‘It wasn’t the Sardinians, Papa? Who did you shoot at, then?’
Italo had taken a deep breath and gurgled: ‘The … the … pu … pils.’
‘The pupils?’ the two policemen chorused.
The ambulance and fire brigade had arrived an hour later.
With one snip of his cutters the fireman had severed the indestructible chain. Officer Bacci hadn’t noticed that the chain was the same one he’d given his son a few months earlier. The two ambulance men had gone into the school with a stretcher and put the caretaker on it.
Then they’d called the headmaster.
At seven o’clock Flora Palmieri parked her Y10 in the school yard.
Already there were the headmaster’s Ritmo, the deputy head’s Uno and …
A police car? Good heavens!
She went in.
Miss Gatta, the deputy headmistress, and Mr Cosenza, the headmaster, were standing in a corner of the entrance hall, muttering conspiratorially.
When she saw her, Miss Gatta came to meet her. ‘Ah, there you are at last.’
‘I came as quickly as I could …’ said Flora apologetically. ‘But what’s happened?’
‘Come and see what they’ve done …’ said Miss Gatta.
‘Who was it?’
‘We don’t know.’ Then she turned to the head. ‘Giovanni, let’s go downstairs and show Miss Palmieri what a fine job our pupils have done.’
She set off and Flora and the headmaster followed her.
To see them together, Mr Cosenza and Miss Gatta, you might think you’d suddenly been transported into the Upper Jurassic.
Mariuccia Gatta, sixty years old and unmarried, with that big shoebox-like head, those deep-set eyes as round as marbles and that blunt nose, was a dead ringer for a Tyrannosaurus Rex, the most notorious and feared of dinosaurs.<b
Giovanni Cosenza, aged fifty-three, married and a father of two, was like a Docodon. This apparently insignificant mouse-like little creature, with its pointed nose and protruding incisors, is thought by some palaeontologists to have been the first mammal to appear on the planet when the reptiles still ruled the roost.

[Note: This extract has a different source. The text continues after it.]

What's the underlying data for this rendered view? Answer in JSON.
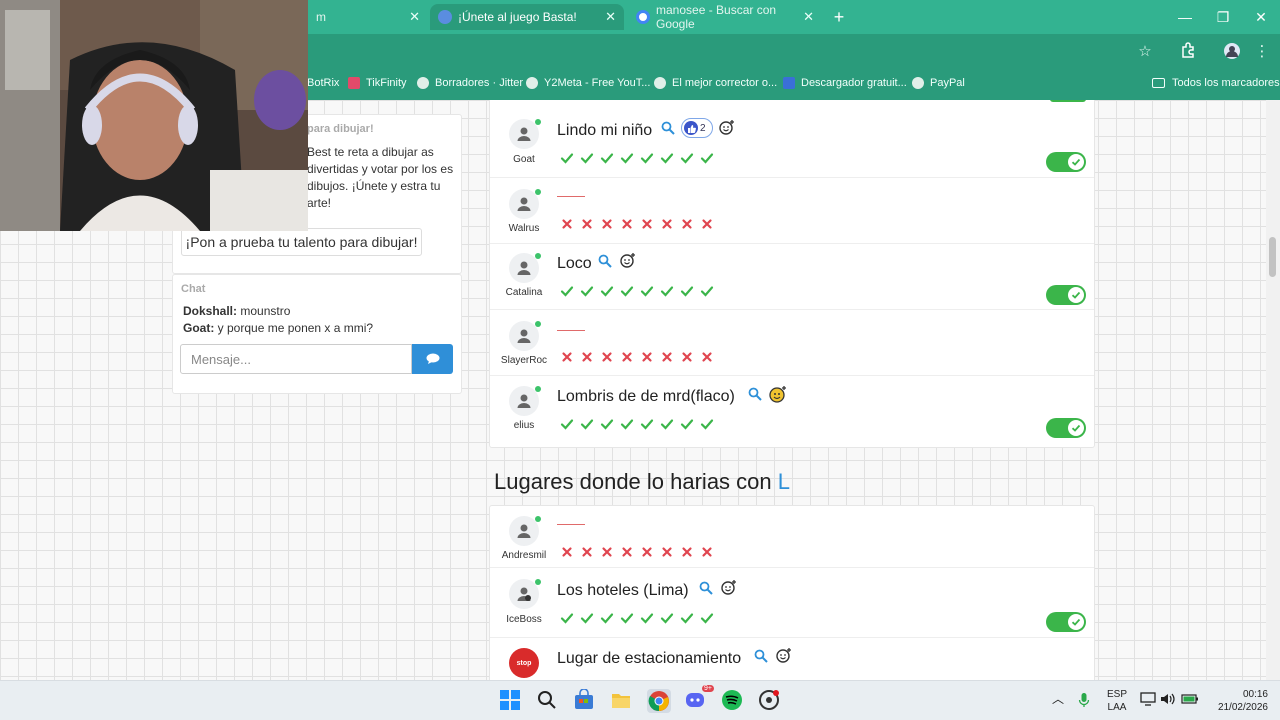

Small, unseen, these progenitors of ours (we’re mammals too!) raised their young in underground burrows, ate berries and seeds and crept out after dark when the dinosaurs slept, their metabolisms slowing, and snaffled their eggs. When the great cataclysm came (meteor, ice ages, shift in the earth’s axis, and all the rest of it) those great scaly monsters dropped like flies and the Docodons suddenly found themselves lords of all creation.
Life’s often like that, the people you wouldn’t give a penny for end up rubbing your face in the dirt.

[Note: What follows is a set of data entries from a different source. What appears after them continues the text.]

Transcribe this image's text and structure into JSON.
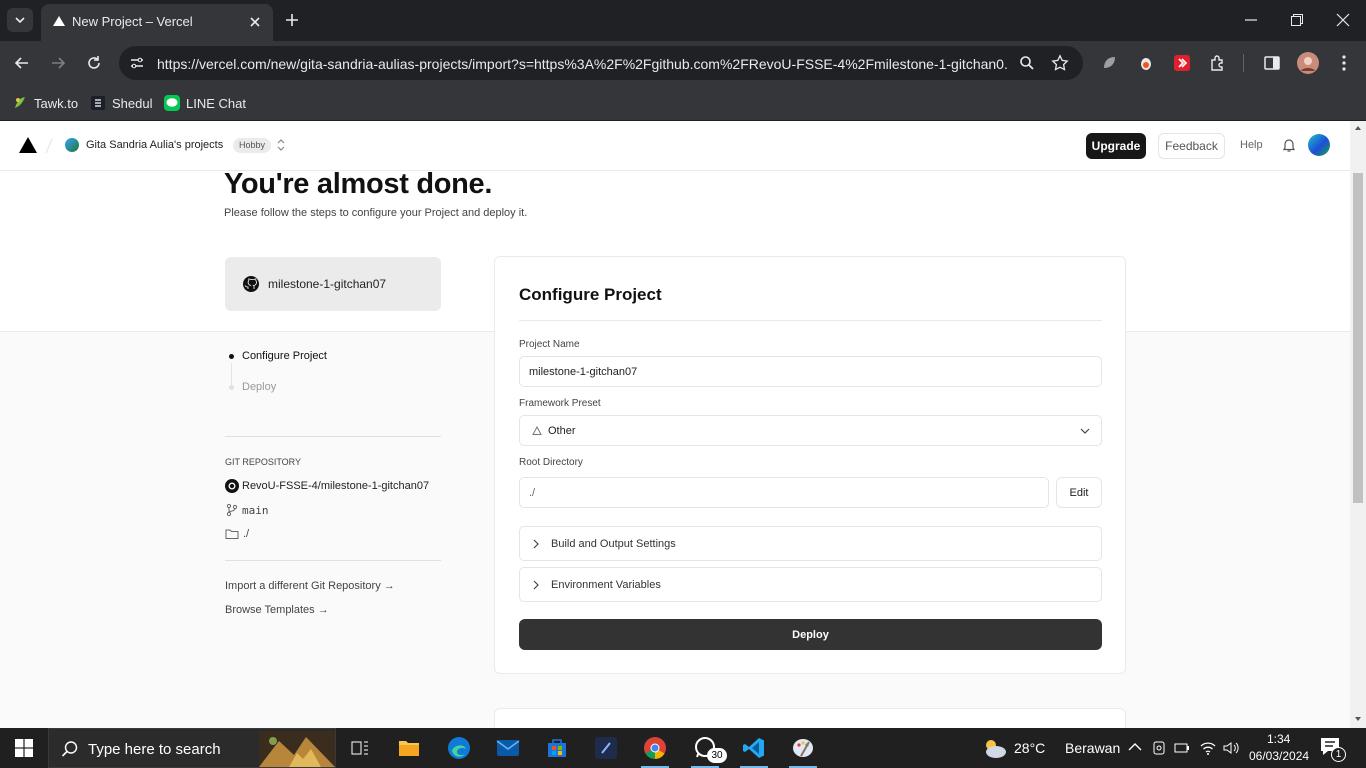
{
  "browser": {
    "tab_title": "New Project – Vercel",
    "url": "https://vercel.com/new/gita-sandria-aulias-projects/import?s=https%3A%2F%2Fgithub.com%2FRevoU-FSSE-4%2Fmilestone-1-gitchan0...",
    "bookmarks": [
      {
        "label": "Tawk.to"
      },
      {
        "label": "Shedul"
      },
      {
        "label": "LINE Chat"
      }
    ]
  },
  "header": {
    "scope_name": "Gita Sandria Aulia's projects",
    "plan_badge": "Hobby",
    "upgrade_label": "Upgrade",
    "feedback_label": "Feedback",
    "help_label": "Help"
  },
  "hero": {
    "title": "You're almost done.",
    "subtitle": "Please follow the steps to configure your Project and deploy it."
  },
  "repo_card": {
    "name": "milestone-1-gitchan07"
  },
  "steps": [
    {
      "label": "Configure Project",
      "active": true
    },
    {
      "label": "Deploy",
      "active": false
    }
  ],
  "git_repository": {
    "heading": "GIT REPOSITORY",
    "repo": "RevoU-FSSE-4/milestone-1-gitchan07",
    "branch": "main",
    "directory": "./"
  },
  "links": {
    "import_different": "Import a different Git Repository →",
    "browse_templates": "Browse Templates →"
  },
  "configure": {
    "title": "Configure Project",
    "project_name_label": "Project Name",
    "project_name_value": "milestone-1-gitchan07",
    "framework_label": "Framework Preset",
    "framework_value": "Other",
    "root_dir_label": "Root Directory",
    "root_dir_value": "./",
    "edit_label": "Edit",
    "build_settings_label": "Build and Output Settings",
    "env_vars_label": "Environment Variables",
    "deploy_label": "Deploy"
  },
  "taskbar": {
    "search_placeholder": "Type here to search",
    "whatsapp_badge": "30",
    "weather_temp": "28°C",
    "weather_desc": "Berawan",
    "time": "1:34",
    "date": "06/03/2024",
    "notification_count": "1"
  },
  "colors": {
    "chrome_dark": "#202124",
    "chrome_toolbar": "#35363a",
    "primary_button": "#171717",
    "deploy_button": "#333333",
    "taskbar": "#202020"
  }
}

And sure enough the Docodon had become headmaster and the T. Rex, deputy headmistress. But this didn’t mean a thing, because it was Miss Gatta who held power in the school and fixed the timetables, the shifts, the make-up of the classes and everything else. She took all the decisions, and without hesitation. She was the bossy type and she ordered the head, the teaching staff and the pupils about like a troop of soldiers.
The first thing you noticed about the headmaster, Giovanni Cosenza, when you talked to him, was his protruding teeth, his moustache and those eyes that looked everywhere except at you.

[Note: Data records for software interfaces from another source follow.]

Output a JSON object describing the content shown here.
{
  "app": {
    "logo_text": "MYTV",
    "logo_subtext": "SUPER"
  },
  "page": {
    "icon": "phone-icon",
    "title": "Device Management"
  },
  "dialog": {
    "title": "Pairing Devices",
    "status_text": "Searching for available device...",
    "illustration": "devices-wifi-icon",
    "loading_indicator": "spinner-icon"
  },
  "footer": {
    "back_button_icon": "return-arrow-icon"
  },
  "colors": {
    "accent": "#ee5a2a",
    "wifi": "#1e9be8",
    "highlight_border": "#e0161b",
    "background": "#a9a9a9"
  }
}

The first time Flora had met him she’d been very disconcerted, while he was talking he stared up at a point on the ceiling, as if there were, I don’t know, a bat or a huge crack up there. He moved jerkily, as if every movement were produced by a single muscular contraction. For the rest he was dull and ordinary. Skinny. With a greying fringe that fell over his tiny face. As timid as a weasel. As ceremonious as a Japanese.
He had two suits. A summer one and a winter one. The intermediate seasons might just as well not have existed as far as he was concerned. When it was cold, as it was that day, he would put on his dark-brown flannel suit, when it was warm, his pale-blue cotton one. In both suits the trousers were far too short and the shoulders too thickly padded.